New acquisitions exhibitions tend to be last on the list of shows to visit in a gallery. The assumption is that the artwork is artificially divided to accommodate various purchases and donations rather than based on a theme or artist. The factors often determining acquisitions – timing, the politics of market availability, donations, etc. - don’t always work into nicely packaged arrangement. So why bother?
Two reasons – the purchases and accepted donations generally reflect the direction and thinking of the museum’s director, staff and board and there are always gems among the pieces. That is definitely the case in this cleverly arranged exhibition, “Out of Sight: New Acquisitions.”
The apparent trend in the new additions to the Vancouver Art Gallery’s collection is Canadian dominated, post modern and modern. There appears a leaning toward photography and video with a scattering of paintings, sculpture and contemporary drawings/collage.
The exhibition features nearly 100 historical and contemporary works, with the largest number of pieces in the “Time” room that has as its centerpiece donated photographs of Harold Edgerton. This collection of images dates from the 1940s through the 1960s and includes both black and white and color.

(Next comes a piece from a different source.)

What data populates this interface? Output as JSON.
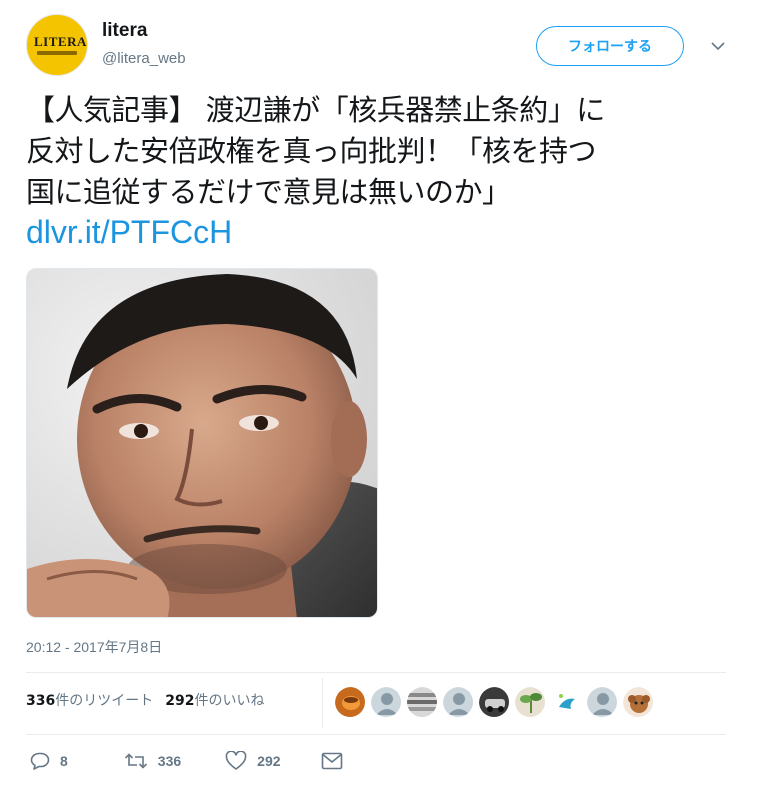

Edgerton was born in the U.S. and taught at Massachusetts Institute of Technology. He considered himself a scientist rather an artist and is credited with the invention of the stroboscope. His work captures images of motion that the human eye can’t see. My favourite is a photograph of a girl jumping rope. The rope creates strobe-like lines that follow her bouncing body from one side of the image to the other.
Edgerton’s work is displayed near photographs by Eadweard Muybridge, all dated 1887, and by Charles Gagnon, dating from the 1960s through the 1970s. Muybridge, an Englishman, is well known for his step motion photography of animals and humans, the precursor of paintings like Marcel Duchamp’s painting, “Nude Descending a Staircase, No. 2”

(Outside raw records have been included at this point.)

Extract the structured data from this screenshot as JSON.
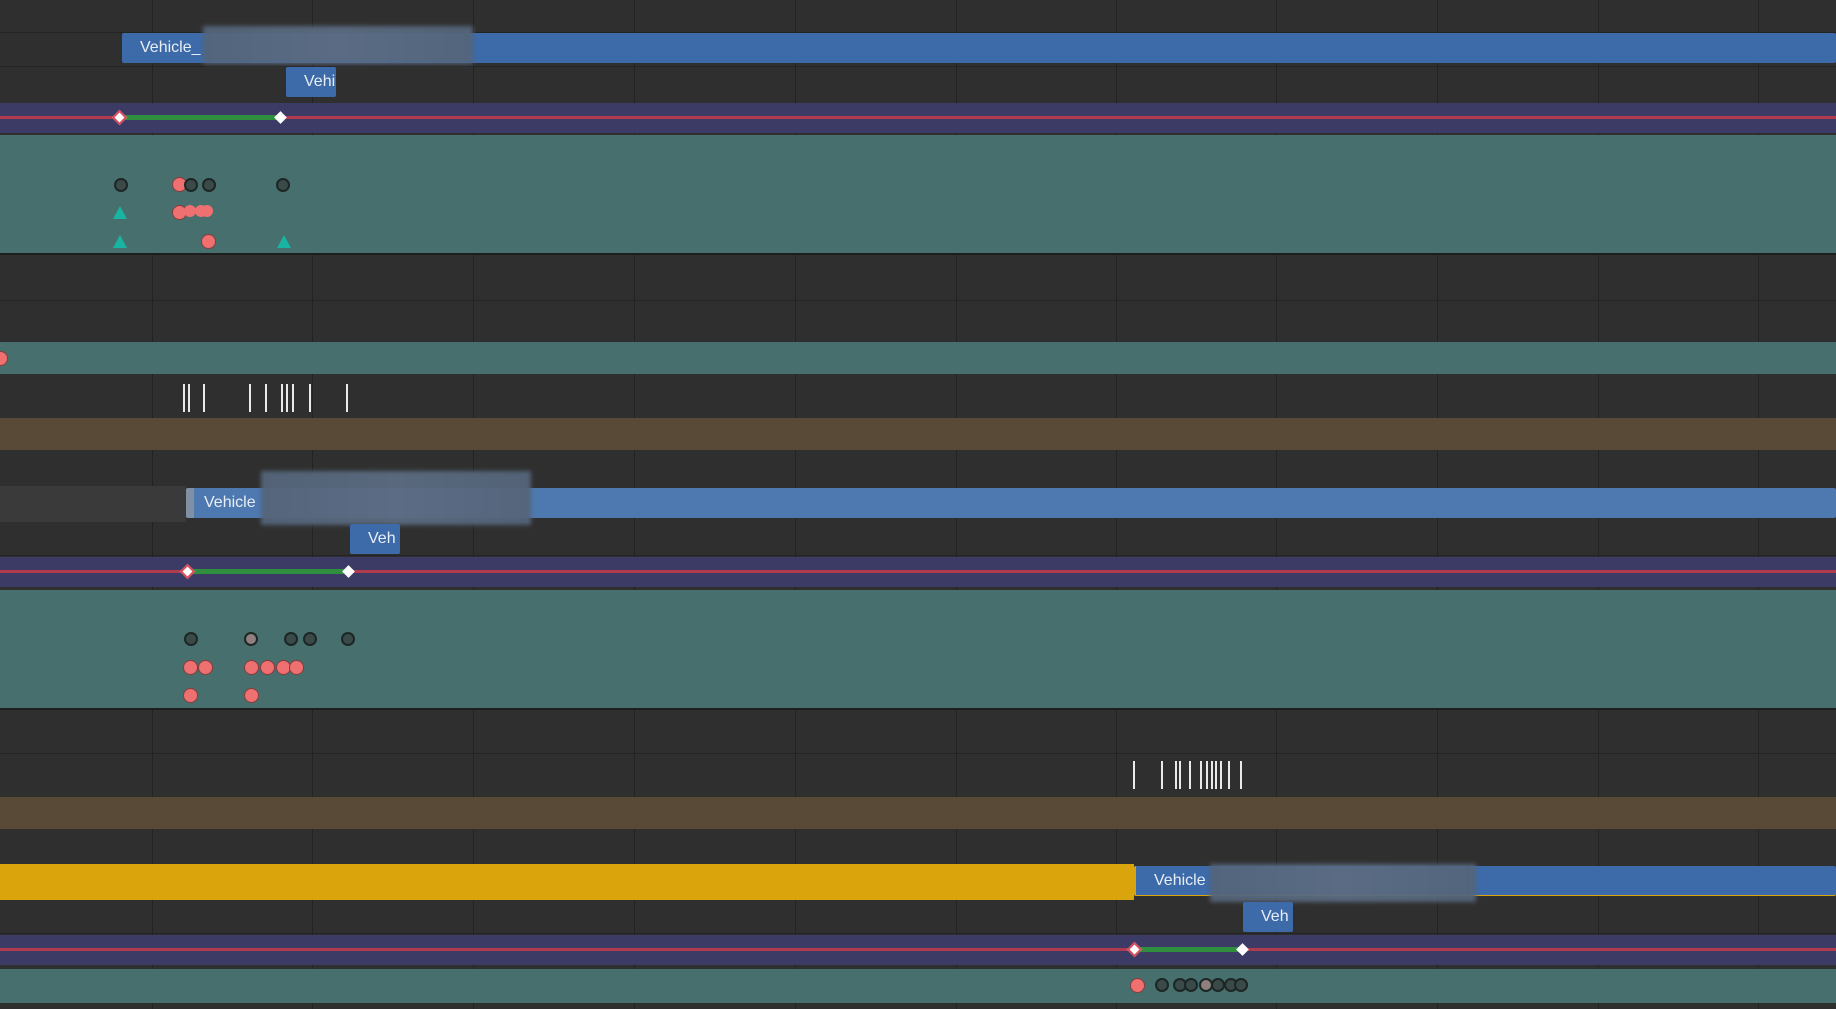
{
  "track1": {
    "clip_main_label": "Vehicle_",
    "clip_sub_label": "Vehi"
  },
  "track2": {
    "clip_main_label": "Vehicle",
    "clip_sub_label": "Veh"
  },
  "track3": {
    "clip_main_label": "Vehicle",
    "clip_sub_label": "Veh"
  },
  "colors": {
    "background": "#2f2f2f",
    "clip_blue": "#3d6aa8",
    "curve_band": "#3b3b66",
    "curve_red": "#b03a4e",
    "curve_green": "#2f8f3f",
    "event_teal": "#476f6d",
    "marker_brown": "#594a38",
    "selected_gold": "#d9a40c",
    "dot_red": "#ee7070",
    "triangle_teal": "#19b3a2"
  },
  "icons": [
    "keyframe-diamond-icon",
    "event-dot-icon",
    "event-triangle-icon",
    "marker-tick-icon"
  ]
}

Gagnon, a Quebec artist, catches touching and delicate moments of everyday life, such as a man passing blurred in front of an empty canvas in a studio, and two men, seen in profile as they waiting at a stoplight in their cars. These sensual black and white photographs are reminiscent of earlier French photographers Robert Doisneau and Edouard Boubat.
Another gem is a large work by Canadian artist Monique Fouquet, “Untitled #90. Fouquet’s lush graphite and charcoal drawing explores mapping somewhat like the graphite drawings of Los Carpinteros but from a feminine perspective and depicting a dreamlike world.
In scanning any collection of acquisitions or any exhibition, for that matter, it is important to look at artist representation. Out of a total of twenty artists in “Out of Sight” nearly all of them appear to be of European ancestry. Seven of the twenty are women. Fifteen of the twenty are Canadian (or living in Canada), and sixteen are living artists.
The show is on view until September 1.